Other than your co-authors, with whom would you like to share credit for this work?

The crews of the NOAA ship Nancy Foster and RV Manta, staff at FGBNMS, and an army of divers and support staff were instrumental to allowing us to access the remote location and safely conduct technical diving operations. These include L. Arbuckle, L. Bauer, K. Buch, E. Ebert, R. Eckert, K. Edwards, J. Embesi, D. Field, S. Henry, Z. Hileman, M. Johnston, D. Kesling, R. Mays, G. McFall, M. Nuttall, M. Ruiz, W. Sautter, G. Schmahl, M. Tartt, T. Tysall, A. Uhrin, J. Vander Pluym, J. Voss, J. Waddell, and M. Winfield.

It’s always exciting when a tiger shark swims through your sampling transect (C) NOAA Greg McFall
Tech team 2 getting ready to deploy, supervised by (r to l) Zach Hileman, Brian Degan, Jake Emmert (C) NOAA Mitchell Tartt

Any important lessons learned (through mistakes, experience or methodological advances)?

As the first diver-based study comparing shallow with upper mesophotic fish communities and benthic habitats of FGBNMS, our work revealed similarities as well as distinct differences between these depth zones. The incorporation of technical diving was instrumental in allowing the sanctuary to better characterize living marine resources of the upper mesophotic, including the documentation of greater overall fish (as well as apex predator) biomass in the upper mesophotic, differences in apex predator community composition, and habitat differences between depth zones.

Can we expect any follow-up on this work?

Although some discussions of follow-up work have taken place, I don’t specifically have follow-up work currently planned.
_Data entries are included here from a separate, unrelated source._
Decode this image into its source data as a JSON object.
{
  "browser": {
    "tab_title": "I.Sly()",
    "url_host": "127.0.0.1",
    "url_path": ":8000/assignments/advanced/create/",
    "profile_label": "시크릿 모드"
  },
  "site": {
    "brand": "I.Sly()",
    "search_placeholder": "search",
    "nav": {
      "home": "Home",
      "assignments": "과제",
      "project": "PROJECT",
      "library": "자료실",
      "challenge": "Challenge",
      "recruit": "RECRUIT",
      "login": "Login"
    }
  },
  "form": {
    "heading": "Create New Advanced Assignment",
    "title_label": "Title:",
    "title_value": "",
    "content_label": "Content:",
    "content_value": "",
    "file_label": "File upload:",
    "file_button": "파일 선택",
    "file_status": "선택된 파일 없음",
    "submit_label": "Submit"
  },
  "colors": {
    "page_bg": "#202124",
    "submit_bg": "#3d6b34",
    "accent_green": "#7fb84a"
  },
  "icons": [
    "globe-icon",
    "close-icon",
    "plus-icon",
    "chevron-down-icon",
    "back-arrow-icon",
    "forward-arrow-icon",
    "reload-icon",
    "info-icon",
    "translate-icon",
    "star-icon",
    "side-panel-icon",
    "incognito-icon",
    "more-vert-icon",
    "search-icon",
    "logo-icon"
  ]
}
However, study sites at FGBNMS are part of the US National Coral Reef Monitoring Program and the marine sanctuary designation means that future monitoring and research at FGBNMS will remain a possibility as sanctuary management and science needs evolve.

Tech team 2 at our 6 m deco stop (l to r): Christine Buckel, Greg McFall, Roldan Muñoz, with support diver Mitchell Tartt (C) NOAA Kimberly Edwards
A scene from the upper mesophotic at FGBNMS. Yellowmouth grouper (Mycteroperca interstitialis), Atlantic creolefish, spotfin hogfish (Bodianus pulchellus), and the corals Orbicella franksi and Montastraea cavernosa (C) NOAA Greg McFall

Featured article:

Conventional and technical diving surveys reveal elevated biomass and differing fish community composition from shallow and upper mesophotic zones ... | article
Muñoz RC, Buckel CA, Whitfield PE, Viehman S, Clark R, Taylor JC, Degan BP, Hickerson EL (2017)
PLoS ONE 12:e0188598